U.S. Forces Korea Commander Gen. Curtis Scaparrotti confirmed Tuesday that Washington was considering deploying an advanced missile defense system to South Korea to better deal with “evolving” missile threats from North Korea.
During a forum in Seoul, the commander said that he had recommended that the U.S. consider sending the Terminal High-Altitude Area Defense system, one of the core assets of the multi-layered U.S. MD program, to the peninsula.
“There was consideration being taken in order to consider the THAAD being deployed here in Korea. It was a U.S. initiative. In fact, I recommended it as the commander,” the general said during the forum, hosted by the state-funded Korea Institute for Defense Analyses.
“With North Korea’s evolving threat, we obviously, continuously look at ways that we can improve the defense of South Korea. This system provides a greater sensor array, better awareness of the threat, and adds to the interoperability of all of our systems.”
His remarks came after The Wall Street Journal reported last week that the U.S. military conducted a site survey for locations in South Korea to deploy the THAAD system.
THAAD is designed to shoot down short-, medium- and intermediate-range ballistic missiles during their terminal stage. Seoul has remained reluctant over the deployment of the system as it could be perceived as participation in the U.S.-led global MD program, which could unnerve China and Russia.
Mindful of Seoul’s concerns, Scaparrotti said that any decision over the deployment will be made based on a bilateral agreement between Seoul and Washington.
|U.S. Forces Korea Commander Gen. Curtis Scaparrotti|
“There’s been no decision made in the U.S. and we have not discussed this formally with Korea either. So, this is in a very early stage. It will be a bilateral or mutual agreement if it were to be deployed sometime in the future,” he said.
Asked about the possibility of the THAAD system causing tension with China, the commander underscored the defensive nature of the system.
“With regard to threats in the region, I would just say that this is a defensive system centered on the defense of the Republic of Korea,” he said.
The deployment of core U.S. missile interceptors in South Korea and Seoul’s participation in the U.S. MD program has been a sensitive issue here, particularly at a time when Seoul seeks to strengthen its strategic partnership with Beijing, a crucial partner for trade, tourism and efforts to denuclearize the North.

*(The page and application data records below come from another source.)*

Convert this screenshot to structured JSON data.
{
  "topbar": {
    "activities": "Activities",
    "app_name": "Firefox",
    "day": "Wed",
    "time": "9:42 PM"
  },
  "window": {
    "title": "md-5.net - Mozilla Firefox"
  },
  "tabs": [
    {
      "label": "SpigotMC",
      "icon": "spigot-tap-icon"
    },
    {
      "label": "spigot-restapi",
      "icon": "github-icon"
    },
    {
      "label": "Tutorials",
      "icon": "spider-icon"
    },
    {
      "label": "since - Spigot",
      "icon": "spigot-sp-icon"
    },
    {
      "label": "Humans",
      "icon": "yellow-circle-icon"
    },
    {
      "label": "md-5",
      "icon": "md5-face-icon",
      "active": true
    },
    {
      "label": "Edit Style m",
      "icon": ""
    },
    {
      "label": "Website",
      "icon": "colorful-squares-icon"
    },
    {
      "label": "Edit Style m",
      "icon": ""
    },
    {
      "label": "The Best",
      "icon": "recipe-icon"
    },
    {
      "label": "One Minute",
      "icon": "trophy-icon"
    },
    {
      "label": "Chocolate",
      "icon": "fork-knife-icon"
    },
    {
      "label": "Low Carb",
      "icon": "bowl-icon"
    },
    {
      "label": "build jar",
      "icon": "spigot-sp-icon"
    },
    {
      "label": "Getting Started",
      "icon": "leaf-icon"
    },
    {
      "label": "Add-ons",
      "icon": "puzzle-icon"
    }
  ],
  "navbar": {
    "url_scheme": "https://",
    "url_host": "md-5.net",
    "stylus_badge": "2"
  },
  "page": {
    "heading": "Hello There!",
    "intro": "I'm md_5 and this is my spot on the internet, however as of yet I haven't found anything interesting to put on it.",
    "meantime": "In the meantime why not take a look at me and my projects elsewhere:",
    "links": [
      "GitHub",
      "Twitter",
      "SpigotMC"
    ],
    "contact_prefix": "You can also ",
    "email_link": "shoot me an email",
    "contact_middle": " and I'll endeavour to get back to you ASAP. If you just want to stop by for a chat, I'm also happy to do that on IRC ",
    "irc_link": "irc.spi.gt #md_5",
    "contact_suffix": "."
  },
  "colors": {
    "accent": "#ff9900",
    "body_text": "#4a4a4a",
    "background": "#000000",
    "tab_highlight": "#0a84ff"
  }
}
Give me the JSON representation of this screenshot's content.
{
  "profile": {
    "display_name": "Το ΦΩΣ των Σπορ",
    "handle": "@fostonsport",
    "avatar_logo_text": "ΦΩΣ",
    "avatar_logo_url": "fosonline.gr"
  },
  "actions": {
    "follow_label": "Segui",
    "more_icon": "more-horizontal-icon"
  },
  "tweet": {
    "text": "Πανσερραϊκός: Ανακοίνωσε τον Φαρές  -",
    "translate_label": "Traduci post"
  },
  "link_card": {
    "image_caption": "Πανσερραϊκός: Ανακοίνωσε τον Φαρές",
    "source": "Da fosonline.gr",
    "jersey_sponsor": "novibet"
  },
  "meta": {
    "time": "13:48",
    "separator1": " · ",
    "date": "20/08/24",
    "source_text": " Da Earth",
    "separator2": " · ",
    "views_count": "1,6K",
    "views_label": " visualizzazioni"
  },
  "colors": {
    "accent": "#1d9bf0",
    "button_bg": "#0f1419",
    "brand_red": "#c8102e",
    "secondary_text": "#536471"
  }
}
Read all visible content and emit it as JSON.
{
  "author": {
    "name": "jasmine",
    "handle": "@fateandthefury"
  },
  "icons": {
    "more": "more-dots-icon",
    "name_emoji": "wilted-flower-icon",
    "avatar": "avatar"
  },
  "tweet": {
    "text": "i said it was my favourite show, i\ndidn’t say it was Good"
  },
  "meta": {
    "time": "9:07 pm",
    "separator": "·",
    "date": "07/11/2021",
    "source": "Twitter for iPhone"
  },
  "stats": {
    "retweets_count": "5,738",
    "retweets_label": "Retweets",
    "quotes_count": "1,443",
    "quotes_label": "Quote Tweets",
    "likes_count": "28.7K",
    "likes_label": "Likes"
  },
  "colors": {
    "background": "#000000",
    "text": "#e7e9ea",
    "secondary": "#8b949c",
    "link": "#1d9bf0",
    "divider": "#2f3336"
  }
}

Bruce Bennett, a senior defense analyst at the RAND Corporation, said that THAAD would not threaten China as it does not target China.
“While China has been sensitive about such (interception) missiles, these missiles do not directly threaten China. Unlike the Chinese ballistic missiles such as the CSS-5 and the CSS-6 that could target ROK (Republic of Korea) cities, these missiles would not target Chinese cities, though they could be used to intercept Chinese missiles fired at the ROK,” he said.
“I find it strange that people think it is OK for China to deploy ballistic missiles that could target ROK cities, but that it is controversial to deploy interceptors that could shoot down these Chinese missiles.”
Nam Chang-hee, security expert at Inha University, said that a reasonable alternative for Seoul is to indicate to Beijing first that it cannot help but accept the U.S. missile defense program in light of self-defense, if China fails to make sufficient efforts to denuclearize the North or at least freeze its nuclear activities.
As an alternative to joining the U.S. MD, Seoul has been working on developing its independent Korea Air and Missile Defense system, a low-tier, multiple-interception program that destroys incoming missiles at altitudes of 40-50 km.
Seoul has been seeking to upgrade its current Patriot Advanced Capability-2 interception system to the PAC-3 system employing more advanced hit-to-kill technology. It also seeks to develop L-SAM surface-to-air missiles, which would shoot down hostile missiles at altitudes of above 40 km, aiming to deploy them between 2023 and 2024.
By Song Sang-ho (firstname.lastname@example.org)